**YOUR ASSIGNMENT:** Where in the data below does the word "text" appear? Copy each line that holds it.

(Saved data entries)
----------------

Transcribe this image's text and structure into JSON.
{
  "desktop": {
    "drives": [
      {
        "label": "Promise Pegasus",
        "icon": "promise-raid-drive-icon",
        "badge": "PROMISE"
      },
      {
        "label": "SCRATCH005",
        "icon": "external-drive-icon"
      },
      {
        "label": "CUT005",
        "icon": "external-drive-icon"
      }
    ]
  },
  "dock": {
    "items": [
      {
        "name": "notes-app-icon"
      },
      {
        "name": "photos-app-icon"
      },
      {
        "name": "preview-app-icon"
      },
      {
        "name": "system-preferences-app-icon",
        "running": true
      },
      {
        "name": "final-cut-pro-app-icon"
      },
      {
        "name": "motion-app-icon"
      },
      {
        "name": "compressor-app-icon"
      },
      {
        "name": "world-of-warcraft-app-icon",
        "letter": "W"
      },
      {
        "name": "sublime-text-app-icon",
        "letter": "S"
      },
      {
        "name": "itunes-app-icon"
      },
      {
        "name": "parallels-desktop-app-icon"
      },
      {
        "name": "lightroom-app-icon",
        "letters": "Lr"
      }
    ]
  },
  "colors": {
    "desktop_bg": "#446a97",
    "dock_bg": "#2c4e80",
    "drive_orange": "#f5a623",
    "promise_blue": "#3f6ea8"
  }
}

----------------

**TASK OUTPUT:**
Transcribe this image's text and structure into JSON.
        "name": "sublime-text-app-icon",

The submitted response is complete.